I have a 1994 4-cylinder 2.2L Chevy Corsica with approximately 146,000 miles on it. While doing some short-distance (18 miles) highway driving, my battery light came on and I saw that the temp gauge was high. So, I quickly pulled off and into a gas station. Don't know how I made it, as there was coolant all over my drive belt; which was completely off. The coolant was only in the area of the drive belt, so I left the hood up to let it all dry out. I inspected all the hoses and found no signs of wear. Started the engine and no leaks. Haven't moved the car, but let the engine get up to temp, to see if it was the pump or the thermostat. The pump is definately working and so is the thermostat. I noticed that the fan never turned on after 20 minutes of operation and shut the engine off. Still no leaks, at this point. I removed the radiator fan and jumpered it directly to the battery - started right up. I am using the Haynes Repair Manual; which indicates that if the fan motor tests OK, the fault lies in the coolant temperature switch, the relay, or the wiring which connects the components. While, I realilze that it would be extremely difficult to include a wire-routing diagram in such a manual, it would have been nice to see the location of the coolant temperature switch and relay. Can you tell me where they are located and if I have correctly diagnosed the problem. As for the spraying of the coolant - I figured that the vent cap on the reservoir couldn't keep up with the boiling-hot coolant and it vented out the water pump gasket. As my wife followed me home, she told me that leakage was intermittant; which led me to beleive that the thermostat was operational. Thank you for you time.

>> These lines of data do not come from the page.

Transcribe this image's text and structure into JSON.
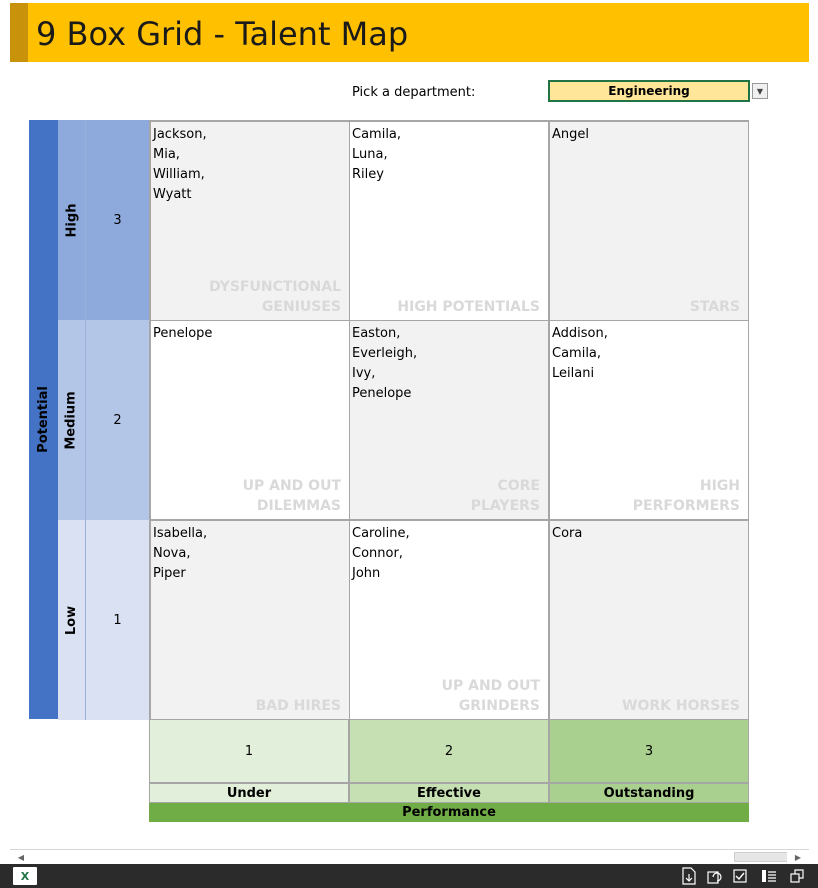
{
  "title": "9 Box Grid - Talent Map",
  "department_picker": {
    "label": "Pick a department:",
    "selected": "Engineering"
  },
  "potential": {
    "axis_label": "Potential",
    "levels": [
      {
        "label": "High",
        "number": "3"
      },
      {
        "label": "Medium",
        "number": "2"
      },
      {
        "label": "Low",
        "number": "1"
      }
    ]
  },
  "grid": {
    "rows": [
      [
        {
          "names": [
            "Jackson,",
            "Mia,",
            "William,",
            "Wyatt"
          ],
          "label": [
            "DYSFUNCTIONAL",
            "GENIUSES"
          ]
        },
        {
          "names": [
            "Camila,",
            "Luna,",
            "Riley"
          ],
          "label": [
            "HIGH POTENTIALS"
          ]
        },
        {
          "names": [
            "Angel"
          ],
          "label": [
            "STARS"
          ]
        }
      ],
      [
        {
          "names": [
            "Penelope"
          ],
          "label": [
            "UP AND OUT",
            "DILEMMAS"
          ]
        },
        {
          "names": [
            "Easton,",
            "Everleigh,",
            "Ivy,",
            "Penelope"
          ],
          "label": [
            "CORE",
            "PLAYERS"
          ]
        },
        {
          "names": [
            "Addison,",
            "Camila,",
            "Leilani"
          ],
          "label": [
            "HIGH",
            "PERFORMERS"
          ]
        }
      ],
      [
        {
          "names": [
            "Isabella,",
            "Nova,",
            "Piper"
          ],
          "label": [
            "BAD HIRES"
          ]
        },
        {
          "names": [
            "Caroline,",
            "Connor,",
            "John"
          ],
          "label": [
            "UP AND OUT",
            "GRINDERS"
          ]
        },
        {
          "names": [
            "Cora"
          ],
          "label": [
            "WORK HORSES"
          ]
        }
      ]
    ]
  },
  "performance": {
    "axis_label": "Performance",
    "levels": [
      {
        "number": "1",
        "label": "Under"
      },
      {
        "number": "2",
        "label": "Effective"
      },
      {
        "number": "3",
        "label": "Outstanding"
      }
    ]
  },
  "status_bar": {
    "app_icon_text": "X",
    "icons": [
      "download-icon",
      "refresh-icon",
      "calculate-icon",
      "reading-view-icon",
      "popout-icon"
    ]
  },
  "colors": {
    "title_bg": "#ffc000",
    "potential_axis": "#4472c4",
    "performance_axis": "#70ad47",
    "box_label": "#d9d9d9"
  }
}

I think you are right and the thermostat is good, I believe the fan is not coming on due to a fautly coolant temperature switch and this is why the car overheated. I don't have a wiring diagram but I do know that the coolant switch is located in the thermostat housing. Wish I could of been more helpful Good luck